Assignment: Copy every line of the material precisely.

Record extracts:
= Beginning of Section =
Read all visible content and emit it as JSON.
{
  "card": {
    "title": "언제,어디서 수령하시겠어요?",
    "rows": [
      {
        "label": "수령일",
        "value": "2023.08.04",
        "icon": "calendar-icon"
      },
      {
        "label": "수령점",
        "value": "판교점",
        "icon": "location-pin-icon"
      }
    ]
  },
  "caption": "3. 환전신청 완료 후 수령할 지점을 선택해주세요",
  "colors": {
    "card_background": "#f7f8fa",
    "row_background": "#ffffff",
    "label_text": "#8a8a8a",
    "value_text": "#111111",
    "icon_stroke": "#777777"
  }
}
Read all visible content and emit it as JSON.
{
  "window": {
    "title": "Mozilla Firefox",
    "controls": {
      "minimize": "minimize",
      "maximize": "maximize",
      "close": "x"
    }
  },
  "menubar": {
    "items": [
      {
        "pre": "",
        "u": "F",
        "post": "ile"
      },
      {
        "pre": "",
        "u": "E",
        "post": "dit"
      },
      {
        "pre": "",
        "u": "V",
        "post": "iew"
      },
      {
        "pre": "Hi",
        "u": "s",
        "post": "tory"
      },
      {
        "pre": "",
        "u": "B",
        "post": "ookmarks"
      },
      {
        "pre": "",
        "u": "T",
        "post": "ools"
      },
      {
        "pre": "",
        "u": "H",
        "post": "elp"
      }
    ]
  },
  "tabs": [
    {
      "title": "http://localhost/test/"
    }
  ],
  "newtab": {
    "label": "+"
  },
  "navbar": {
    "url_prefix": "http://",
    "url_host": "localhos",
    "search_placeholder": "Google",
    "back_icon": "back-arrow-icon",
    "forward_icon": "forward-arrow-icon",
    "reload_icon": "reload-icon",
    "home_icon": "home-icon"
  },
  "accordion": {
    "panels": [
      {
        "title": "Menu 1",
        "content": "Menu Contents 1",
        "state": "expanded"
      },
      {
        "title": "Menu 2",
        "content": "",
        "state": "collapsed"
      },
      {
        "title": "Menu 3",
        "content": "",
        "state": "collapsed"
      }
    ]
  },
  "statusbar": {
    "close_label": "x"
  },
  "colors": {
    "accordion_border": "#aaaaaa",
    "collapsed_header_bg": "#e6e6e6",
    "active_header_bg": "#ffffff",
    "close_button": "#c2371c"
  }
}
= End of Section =
Answer to the exercise:
Read all visible content and emit it as JSON.
{
  "card": {
    "title": "언제,어디서 수령하시겠어요?",
    "rows": [
      {
        "label": "수령일",
        "value": "2023.08.04",
        "icon": "calendar-icon"
      },
      {
        "label": "수령점",
        "value": "판교점",
        "icon": "location-pin-icon"
      }
    ]
  },
  "caption": "3. 환전신청 완료 후 수령할 지점을 선택해주세요",
  "colors": {
    "card_background": "#f7f8fa",
    "row_background": "#ffffff",
    "label_text": "#8a8a8a",
    "value_text": "#111111",
    "icon_stroke": "#777777"
  }
}
Read all visible content and emit it as JSON.
{
  "window": {
    "title": "Mozilla Firefox",
    "controls": {
      "minimize": "minimize",
      "maximize": "maximize",
      "close": "x"
    }
  },
  "menubar": {
    "items": [
      {
        "pre": "",
        "u": "F",
        "post": "ile"
      },
      {
        "pre": "",
        "u": "E",
        "post": "dit"
      },
      {
        "pre": "",
        "u": "V",
        "post": "iew"
      },
      {
        "pre": "Hi",
        "u": "s",
        "post": "tory"
      },
      {
        "pre": "",
        "u": "B",
        "post": "ookmarks"
      },
      {
        "pre": "",
        "u": "T",
        "post": "ools"
      },
      {
        "pre": "",
        "u": "H",
        "post": "elp"
      }
    ]
  },
  "tabs": [
    {
      "title": "http://localhost/test/"
    }
  ],
  "newtab": {
    "label": "+"
  },
  "navbar": {
    "url_prefix": "http://",
    "url_host": "localhos",
    "search_placeholder": "Google",
    "back_icon": "back-arrow-icon",
    "forward_icon": "forward-arrow-icon",
    "reload_icon": "reload-icon",
    "home_icon": "home-icon"
  },
  "accordion": {
    "panels": [
      {
        "title": "Menu 1",
        "content": "Menu Contents 1",
        "state": "expanded"
      },
      {
        "title": "Menu 2",
        "content": "",
        "state": "collapsed"
      },
      {
        "title": "Menu 3",
        "content": "",
        "state": "collapsed"
      }
    ]
  },
  "statusbar": {
    "close_label": "x"
  },
  "colors": {
    "accordion_border": "#aaaaaa",
    "collapsed_header_bg": "#e6e6e6",
    "active_header_bg": "#ffffff",
    "close_button": "#c2371c"
  }
}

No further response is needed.